Each year at the Royal Court Theatre, Harold would come and speak with 20 playwrights from around the world on our international residency. He would engage with the specific political struggles they were facing in their countries, always curious, lucid, defiant. Attending those sessions, regardless of his health, was characteristic of the man.
Years before, when the young playwright Sarah Kane was hounded by tabloid and broadsheet journalists after her first play Blasted opened, Harold was quick to engage with and support her in her struggle. Each day his mailbox would be filled with correspondence from people all around the world and the time and care he would put into this aspect of his life was extraordinary.
He knew what a challenge running the Royal Court was, and was a great mentor to me. His courage as a person was inspiring and I was incredibly moved when, despite battling with ill health, he agreed to perform in his dear friend Samuel Beckett’s Krapp’s Last Tape. I saw how deep engagement in writing he admired was restorative to him, yet at the same time he was unafraid to go to the dark places he needed to visit emotionally and psychologically to fully access the role. That bravery, under enormous pressure, was strangely uplifting to me.
Beckett, like Pinter, takes you to the abyss and makes you look deeply into it. Through that act of looking there is meaning, understanding and beauty. And that is part of Harold’s enormous legacy.

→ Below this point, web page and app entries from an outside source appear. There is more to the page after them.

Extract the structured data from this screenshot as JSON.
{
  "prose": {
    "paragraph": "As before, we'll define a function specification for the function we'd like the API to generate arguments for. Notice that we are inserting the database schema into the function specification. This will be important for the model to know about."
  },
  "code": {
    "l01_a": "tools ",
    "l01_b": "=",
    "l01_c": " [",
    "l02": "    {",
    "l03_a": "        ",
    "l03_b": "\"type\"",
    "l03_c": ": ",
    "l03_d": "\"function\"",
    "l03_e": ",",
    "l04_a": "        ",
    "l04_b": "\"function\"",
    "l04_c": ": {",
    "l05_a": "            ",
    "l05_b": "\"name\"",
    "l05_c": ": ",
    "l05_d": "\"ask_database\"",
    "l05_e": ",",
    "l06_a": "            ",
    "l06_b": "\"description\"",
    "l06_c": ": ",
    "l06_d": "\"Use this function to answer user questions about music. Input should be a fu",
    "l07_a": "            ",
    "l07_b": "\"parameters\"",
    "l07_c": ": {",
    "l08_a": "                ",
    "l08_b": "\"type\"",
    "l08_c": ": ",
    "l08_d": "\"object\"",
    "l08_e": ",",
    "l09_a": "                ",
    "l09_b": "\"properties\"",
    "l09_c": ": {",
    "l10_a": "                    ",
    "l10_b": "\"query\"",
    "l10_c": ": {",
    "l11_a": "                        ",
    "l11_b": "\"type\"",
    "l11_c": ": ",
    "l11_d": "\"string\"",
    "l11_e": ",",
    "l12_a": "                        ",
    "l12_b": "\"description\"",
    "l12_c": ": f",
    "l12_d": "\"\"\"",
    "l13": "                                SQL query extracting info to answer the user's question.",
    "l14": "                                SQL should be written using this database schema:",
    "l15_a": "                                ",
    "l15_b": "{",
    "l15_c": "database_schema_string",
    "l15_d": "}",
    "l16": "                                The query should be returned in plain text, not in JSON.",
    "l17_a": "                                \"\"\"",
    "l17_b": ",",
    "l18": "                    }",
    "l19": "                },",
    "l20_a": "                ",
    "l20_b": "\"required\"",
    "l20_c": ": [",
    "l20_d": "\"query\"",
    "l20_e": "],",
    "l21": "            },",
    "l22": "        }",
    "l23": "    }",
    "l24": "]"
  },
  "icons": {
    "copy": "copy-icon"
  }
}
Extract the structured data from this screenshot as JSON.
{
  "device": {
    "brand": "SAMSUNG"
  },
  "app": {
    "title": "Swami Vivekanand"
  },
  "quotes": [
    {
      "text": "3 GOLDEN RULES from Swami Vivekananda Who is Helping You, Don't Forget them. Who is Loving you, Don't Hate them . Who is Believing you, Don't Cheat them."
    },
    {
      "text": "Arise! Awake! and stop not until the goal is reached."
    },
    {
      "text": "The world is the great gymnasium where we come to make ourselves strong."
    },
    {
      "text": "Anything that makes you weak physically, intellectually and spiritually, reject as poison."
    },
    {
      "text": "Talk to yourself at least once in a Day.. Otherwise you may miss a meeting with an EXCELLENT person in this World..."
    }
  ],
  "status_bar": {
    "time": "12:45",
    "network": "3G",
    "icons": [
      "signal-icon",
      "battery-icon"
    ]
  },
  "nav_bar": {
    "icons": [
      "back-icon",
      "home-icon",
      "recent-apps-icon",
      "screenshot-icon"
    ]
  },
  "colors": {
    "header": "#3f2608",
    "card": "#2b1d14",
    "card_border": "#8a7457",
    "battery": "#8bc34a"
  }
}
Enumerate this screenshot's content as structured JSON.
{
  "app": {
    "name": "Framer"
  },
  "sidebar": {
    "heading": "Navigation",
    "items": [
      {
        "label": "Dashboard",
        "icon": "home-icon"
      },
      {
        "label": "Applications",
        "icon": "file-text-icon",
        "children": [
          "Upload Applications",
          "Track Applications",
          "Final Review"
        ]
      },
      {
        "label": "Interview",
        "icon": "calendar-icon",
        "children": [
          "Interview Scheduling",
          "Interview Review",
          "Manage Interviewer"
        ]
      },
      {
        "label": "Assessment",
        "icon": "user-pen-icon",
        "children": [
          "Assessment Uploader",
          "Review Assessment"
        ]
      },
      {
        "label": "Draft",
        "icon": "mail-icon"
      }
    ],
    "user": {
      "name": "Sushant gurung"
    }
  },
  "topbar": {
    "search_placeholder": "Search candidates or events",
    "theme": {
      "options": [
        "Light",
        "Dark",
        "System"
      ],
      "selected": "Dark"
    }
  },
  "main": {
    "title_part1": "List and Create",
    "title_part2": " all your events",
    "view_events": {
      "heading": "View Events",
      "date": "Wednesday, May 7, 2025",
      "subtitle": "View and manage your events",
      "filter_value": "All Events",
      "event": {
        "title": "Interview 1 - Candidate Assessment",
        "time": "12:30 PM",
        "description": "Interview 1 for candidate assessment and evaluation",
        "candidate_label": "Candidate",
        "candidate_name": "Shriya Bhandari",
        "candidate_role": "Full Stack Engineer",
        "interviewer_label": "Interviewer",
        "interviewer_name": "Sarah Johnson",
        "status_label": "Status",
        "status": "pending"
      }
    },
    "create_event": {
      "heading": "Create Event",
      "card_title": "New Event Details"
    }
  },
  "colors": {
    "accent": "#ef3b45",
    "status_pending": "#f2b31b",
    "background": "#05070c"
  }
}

Ian Rickson ran the Royal Court Theatre between 1997 and 2006. He directed Harold Pinter in Krapp’s Last Tape in the Theatre Upstairs and for BBC4 in 2006. He also directed a revival of an early play of Pinter’s, The Hothouse, for the National Theatre in 2007